# Task to complete
In the listing below, look for "this" and copy every line that has it.

*** Information provided Section Begins ***

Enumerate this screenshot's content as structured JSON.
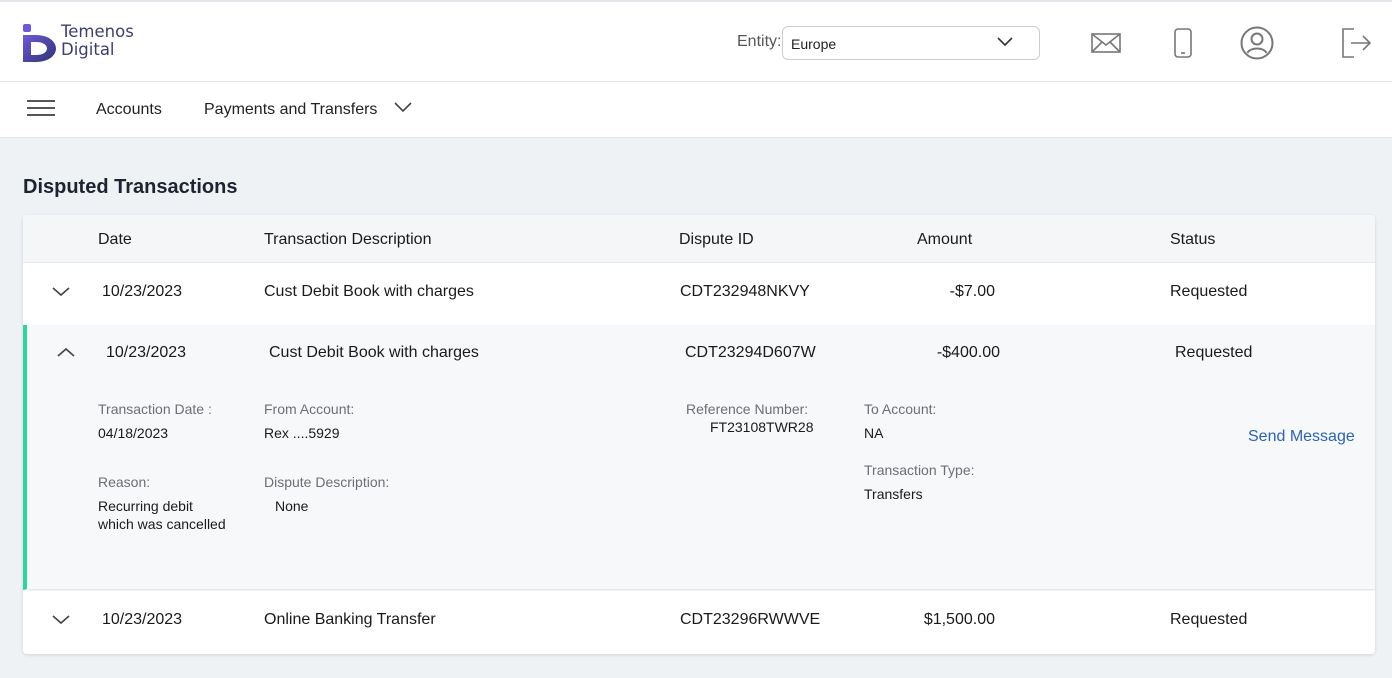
{
  "header": {
    "logo_line1": "Temenos",
    "logo_line2": "Digital",
    "entity_label": "Entity:",
    "entity_value": "Europe",
    "icons": [
      "mail-icon",
      "mobile-icon",
      "user-profile-icon",
      "logout-icon"
    ]
  },
  "nav": {
    "items": [
      {
        "label": "Accounts"
      },
      {
        "label": "Payments and Transfers"
      }
    ]
  },
  "page": {
    "title": "Disputed Transactions"
  },
  "table": {
    "columns": [
      "Date",
      "Transaction Description",
      "Dispute ID",
      "Amount",
      "Status"
    ],
    "rows": [
      {
        "date": "10/23/2023",
        "description": "Cust Debit Book with charges",
        "dispute_id": "CDT232948NKVY",
        "amount": "-$7.00",
        "status": "Requested",
        "expanded": false
      },
      {
        "date": "10/23/2023",
        "description": "Cust Debit Book with charges",
        "dispute_id": "CDT23294D607W",
        "amount": "-$400.00",
        "status": "Requested",
        "expanded": true
      },
      {
        "date": "10/23/2023",
        "description": "Online Banking Transfer",
        "dispute_id": "CDT23296RWWVE",
        "amount": "$1,500.00",
        "status": "Requested",
        "expanded": false
      }
    ]
  },
  "details": {
    "transaction_date_label": "Transaction Date :",
    "transaction_date": "04/18/2023",
    "from_account_label": "From Account:",
    "from_account": "Rex ....5929",
    "reference_number_label": "Reference Number:",
    "reference_number": "FT23108TWR28",
    "to_account_label": "To Account:",
    "to_account": "NA",
    "reason_label": "Reason:",
    "reason_line1": "Recurring debit",
    "reason_line2": "which was cancelled",
    "dispute_description_label": "Dispute Description:",
    "dispute_description": "None",
    "transaction_type_label": "Transaction Type:",
    "transaction_type": "Transfers",
    "send_message": "Send Message"
  },
  "colors": {
    "accent_green": "#2fd39b",
    "link_blue": "#2a63b3",
    "logo_navy": "#3a3f6e"
  }
}
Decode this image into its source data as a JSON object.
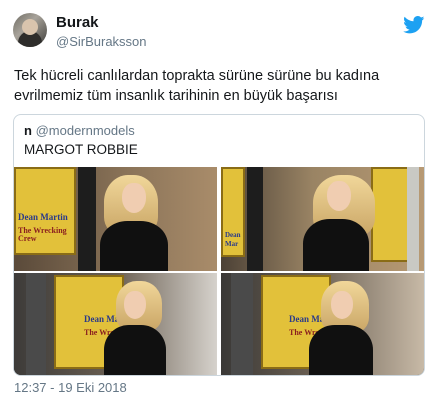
{
  "user": {
    "display_name": "Burak",
    "handle": "@SirBuraksson"
  },
  "tweet": {
    "text": "Tek hücreli canlılardan toprakta sürüne sürüne bu kadına evrilmemiz tüm insanlık tarihinin en büyük başarısı",
    "timestamp": "12:37 - 19 Eki 2018"
  },
  "quoted": {
    "name": "n",
    "handle": "@modernmodels",
    "text": "MARGOT ROBBIE",
    "poster_text_1": "Dean Martin",
    "poster_text_2": "The Wrecking Crew",
    "poster_text_3": "Dean Mar",
    "poster_text_4": "The Wre"
  },
  "icons": {
    "brand": "twitter-bird-icon",
    "brand_color": "#1da1f2"
  }
}
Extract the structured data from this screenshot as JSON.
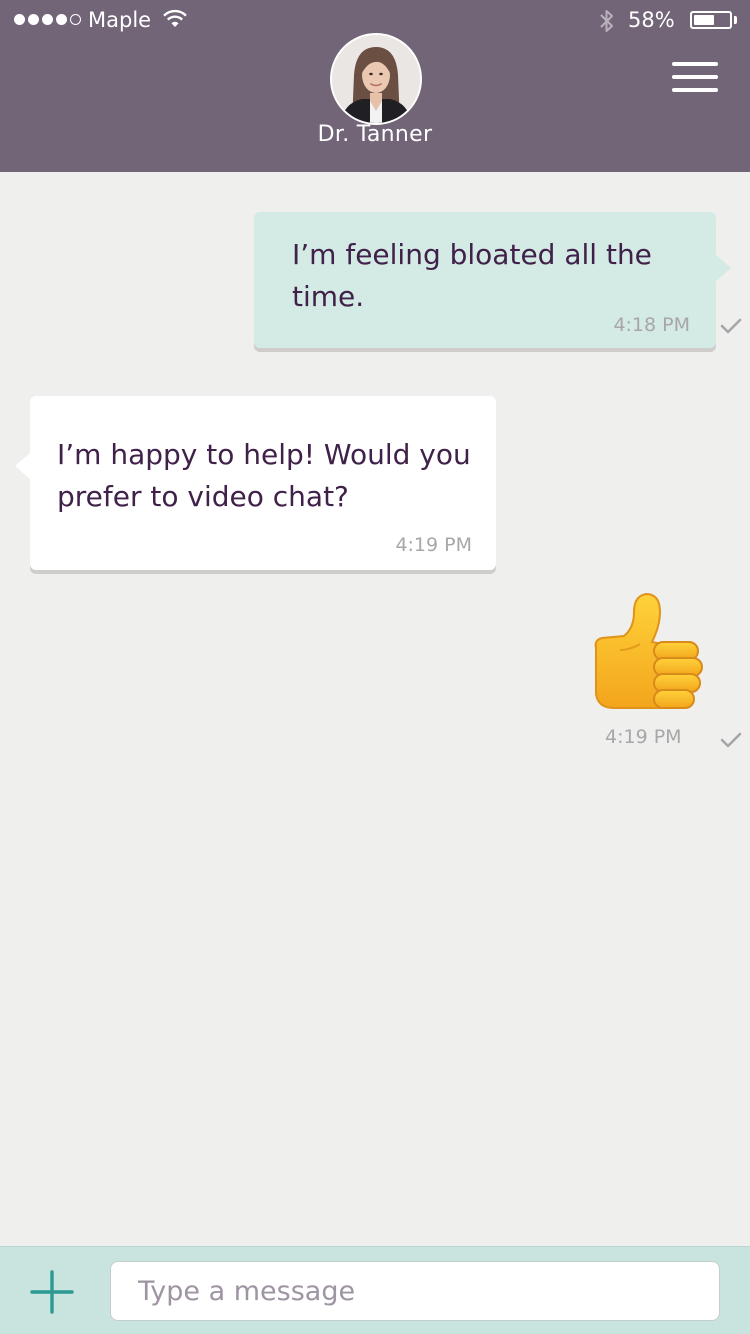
{
  "status_bar": {
    "carrier": "Maple",
    "battery_percent": "58%",
    "battery_level": 0.58,
    "signal_bars_filled": 4,
    "signal_bars_total": 5
  },
  "header": {
    "contact_name": "Dr. Tanner",
    "menu_icon": "hamburger-menu-icon"
  },
  "messages": [
    {
      "direction": "outgoing",
      "text": "I’m feeling bloated all the time.",
      "time": "4:18 PM",
      "status": "sent"
    },
    {
      "direction": "incoming",
      "text": "I’m happy to help! Would you prefer to video chat?",
      "time": "4:19 PM"
    },
    {
      "direction": "outgoing",
      "type": "emoji",
      "emoji": "thumbs-up-icon",
      "time": "4:19 PM",
      "status": "sent"
    }
  ],
  "composer": {
    "placeholder": "Type a message",
    "value": "",
    "add_icon": "plus-icon"
  },
  "colors": {
    "header_bg": "#726577",
    "chat_bg": "#efefed",
    "outgoing_bubble": "#d4eae5",
    "incoming_bubble": "#ffffff",
    "message_text": "#40214a",
    "accent": "#2a9a93",
    "composer_bg": "#c9e4df"
  }
}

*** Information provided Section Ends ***

# Result below
Enumerate this screenshot's content as structured JSON.
Decode this image into its source data as a JSON object.
Extract the structured data from this screenshot as JSON.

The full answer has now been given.